### WHAT IS EXPECTED
For each line in the material below that holds "data", copy that line.

### RECORDS FOR THE TASK
········

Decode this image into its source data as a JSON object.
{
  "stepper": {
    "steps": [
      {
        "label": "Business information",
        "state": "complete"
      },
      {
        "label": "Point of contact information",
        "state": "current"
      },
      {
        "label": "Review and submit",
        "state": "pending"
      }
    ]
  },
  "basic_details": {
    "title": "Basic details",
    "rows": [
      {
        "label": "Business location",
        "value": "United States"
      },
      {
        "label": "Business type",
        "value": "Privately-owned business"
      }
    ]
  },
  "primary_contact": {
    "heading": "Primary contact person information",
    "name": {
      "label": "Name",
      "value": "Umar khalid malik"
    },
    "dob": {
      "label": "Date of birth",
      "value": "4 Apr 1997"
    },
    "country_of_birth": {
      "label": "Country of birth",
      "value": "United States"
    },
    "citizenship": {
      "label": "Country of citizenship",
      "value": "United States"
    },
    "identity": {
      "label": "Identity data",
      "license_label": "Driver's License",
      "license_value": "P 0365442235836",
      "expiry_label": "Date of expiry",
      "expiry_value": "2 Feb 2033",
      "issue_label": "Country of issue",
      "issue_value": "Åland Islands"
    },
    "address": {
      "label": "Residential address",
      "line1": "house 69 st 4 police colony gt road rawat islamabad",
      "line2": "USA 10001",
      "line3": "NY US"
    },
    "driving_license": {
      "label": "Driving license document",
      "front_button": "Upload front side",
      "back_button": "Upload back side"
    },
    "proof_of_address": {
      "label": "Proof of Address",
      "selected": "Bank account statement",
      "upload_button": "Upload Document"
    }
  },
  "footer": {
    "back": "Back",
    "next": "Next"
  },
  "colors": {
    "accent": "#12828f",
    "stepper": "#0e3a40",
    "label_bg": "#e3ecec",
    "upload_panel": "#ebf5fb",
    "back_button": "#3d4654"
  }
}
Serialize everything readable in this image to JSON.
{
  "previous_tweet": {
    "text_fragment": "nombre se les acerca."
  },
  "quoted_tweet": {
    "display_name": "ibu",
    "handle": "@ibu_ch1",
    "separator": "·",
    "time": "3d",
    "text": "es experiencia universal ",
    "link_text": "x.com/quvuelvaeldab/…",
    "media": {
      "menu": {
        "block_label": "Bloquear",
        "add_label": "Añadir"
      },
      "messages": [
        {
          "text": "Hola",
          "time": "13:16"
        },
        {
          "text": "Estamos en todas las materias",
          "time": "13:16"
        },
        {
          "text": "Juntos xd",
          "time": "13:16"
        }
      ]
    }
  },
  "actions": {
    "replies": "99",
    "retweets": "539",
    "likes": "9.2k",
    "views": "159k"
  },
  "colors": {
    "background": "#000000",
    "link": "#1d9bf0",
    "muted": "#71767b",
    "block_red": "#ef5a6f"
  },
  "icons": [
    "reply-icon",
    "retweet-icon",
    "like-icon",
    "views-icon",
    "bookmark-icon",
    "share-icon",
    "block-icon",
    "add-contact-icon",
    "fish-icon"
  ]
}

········

### RESPONSE TO THIS TASK
Decode this image into its source data as a JSON object.
      "label": "Identity data",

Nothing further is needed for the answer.